### [Dataset content]
########

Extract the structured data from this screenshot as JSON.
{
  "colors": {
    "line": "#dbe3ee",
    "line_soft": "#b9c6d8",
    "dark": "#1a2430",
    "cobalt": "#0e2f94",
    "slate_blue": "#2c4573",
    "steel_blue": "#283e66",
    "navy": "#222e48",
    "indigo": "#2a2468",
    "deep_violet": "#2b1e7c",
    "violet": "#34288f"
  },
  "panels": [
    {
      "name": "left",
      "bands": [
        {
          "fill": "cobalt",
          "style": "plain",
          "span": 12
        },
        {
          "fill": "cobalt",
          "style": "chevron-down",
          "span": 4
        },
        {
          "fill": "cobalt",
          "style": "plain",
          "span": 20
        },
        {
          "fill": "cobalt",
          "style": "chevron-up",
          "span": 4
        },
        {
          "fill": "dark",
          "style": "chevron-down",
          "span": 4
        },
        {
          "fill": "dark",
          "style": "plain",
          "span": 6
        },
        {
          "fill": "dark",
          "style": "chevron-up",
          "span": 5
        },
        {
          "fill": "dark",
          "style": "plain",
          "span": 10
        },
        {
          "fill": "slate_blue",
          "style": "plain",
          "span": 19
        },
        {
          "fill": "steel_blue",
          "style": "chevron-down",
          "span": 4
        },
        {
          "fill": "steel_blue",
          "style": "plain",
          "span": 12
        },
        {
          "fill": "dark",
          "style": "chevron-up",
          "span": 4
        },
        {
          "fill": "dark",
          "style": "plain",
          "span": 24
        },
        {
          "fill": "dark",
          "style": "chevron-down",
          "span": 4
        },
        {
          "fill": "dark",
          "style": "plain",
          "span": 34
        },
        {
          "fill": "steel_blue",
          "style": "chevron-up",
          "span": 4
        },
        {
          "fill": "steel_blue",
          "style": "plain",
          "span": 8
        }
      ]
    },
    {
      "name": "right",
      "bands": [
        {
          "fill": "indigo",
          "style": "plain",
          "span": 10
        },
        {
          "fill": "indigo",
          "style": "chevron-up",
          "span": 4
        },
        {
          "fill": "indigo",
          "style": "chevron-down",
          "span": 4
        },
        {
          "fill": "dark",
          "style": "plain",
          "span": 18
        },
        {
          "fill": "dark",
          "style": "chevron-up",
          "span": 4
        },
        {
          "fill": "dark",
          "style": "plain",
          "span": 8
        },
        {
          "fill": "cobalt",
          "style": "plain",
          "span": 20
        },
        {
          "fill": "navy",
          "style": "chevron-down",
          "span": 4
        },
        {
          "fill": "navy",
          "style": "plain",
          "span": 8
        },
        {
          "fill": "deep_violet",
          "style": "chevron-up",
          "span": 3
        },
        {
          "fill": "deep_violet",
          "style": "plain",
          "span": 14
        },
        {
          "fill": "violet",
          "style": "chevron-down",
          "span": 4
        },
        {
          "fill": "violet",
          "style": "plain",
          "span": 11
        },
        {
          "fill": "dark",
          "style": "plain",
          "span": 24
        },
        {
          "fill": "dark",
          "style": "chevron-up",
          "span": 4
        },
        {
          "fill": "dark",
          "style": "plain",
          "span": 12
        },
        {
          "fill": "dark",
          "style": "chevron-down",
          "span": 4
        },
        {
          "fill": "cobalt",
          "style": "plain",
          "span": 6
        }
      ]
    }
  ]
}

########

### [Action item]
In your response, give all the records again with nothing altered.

### [Answer below]
Extract the structured data from this screenshot as JSON.
{
  "colors": {
    "line": "#dbe3ee",
    "line_soft": "#b9c6d8",
    "dark": "#1a2430",
    "cobalt": "#0e2f94",
    "slate_blue": "#2c4573",
    "steel_blue": "#283e66",
    "navy": "#222e48",
    "indigo": "#2a2468",
    "deep_violet": "#2b1e7c",
    "violet": "#34288f"
  },
  "panels": [
    {
      "name": "left",
      "bands": [
        {
          "fill": "cobalt",
          "style": "plain",
          "span": 12
        },
        {
          "fill": "cobalt",
          "style": "chevron-down",
          "span": 4
        },
        {
          "fill": "cobalt",
          "style": "plain",
          "span": 20
        },
        {
          "fill": "cobalt",
          "style": "chevron-up",
          "span": 4
        },
        {
          "fill": "dark",
          "style": "chevron-down",
          "span": 4
        },
        {
          "fill": "dark",
          "style": "plain",
          "span": 6
        },
        {
          "fill": "dark",
          "style": "chevron-up",
          "span": 5
        },
        {
          "fill": "dark",
          "style": "plain",
          "span": 10
        },
        {
          "fill": "slate_blue",
          "style": "plain",
          "span": 19
        },
        {
          "fill": "steel_blue",
          "style": "chevron-down",
          "span": 4
        },
        {
          "fill": "steel_blue",
          "style": "plain",
          "span": 12
        },
        {
          "fill": "dark",
          "style": "chevron-up",
          "span": 4
        },
        {
          "fill": "dark",
          "style": "plain",
          "span": 24
        },
        {
          "fill": "dark",
          "style": "chevron-down",
          "span": 4
        },
        {
          "fill": "dark",
          "style": "plain",
          "span": 34
        },
        {
          "fill": "steel_blue",
          "style": "chevron-up",
          "span": 4
        },
        {
          "fill": "steel_blue",
          "style": "plain",
          "span": 8
        }
      ]
    },
    {
      "name": "right",
      "bands": [
        {
          "fill": "indigo",
          "style": "plain",
          "span": 10
        },
        {
          "fill": "indigo",
          "style": "chevron-up",
          "span": 4
        },
        {
          "fill": "indigo",
          "style": "chevron-down",
          "span": 4
        },
        {
          "fill": "dark",
          "style": "plain",
          "span": 18
        },
        {
          "fill": "dark",
          "style": "chevron-up",
          "span": 4
        },
        {
          "fill": "dark",
          "style": "plain",
          "span": 8
        },
        {
          "fill": "cobalt",
          "style": "plain",
          "span": 20
        },
        {
          "fill": "navy",
          "style": "chevron-down",
          "span": 4
        },
        {
          "fill": "navy",
          "style": "plain",
          "span": 8
        },
        {
          "fill": "deep_violet",
          "style": "chevron-up",
          "span": 3
        },
        {
          "fill": "deep_violet",
          "style": "plain",
          "span": 14
        },
        {
          "fill": "violet",
          "style": "chevron-down",
          "span": 4
        },
        {
          "fill": "violet",
          "style": "plain",
          "span": 11
        },
        {
          "fill": "dark",
          "style": "plain",
          "span": 24
        },
        {
          "fill": "dark",
          "style": "chevron-up",
          "span": 4
        },
        {
          "fill": "dark",
          "style": "plain",
          "span": 12
        },
        {
          "fill": "dark",
          "style": "chevron-down",
          "span": 4
        },
        {
          "fill": "cobalt",
          "style": "plain",
          "span": 6
        }
      ]
    }
  ]
}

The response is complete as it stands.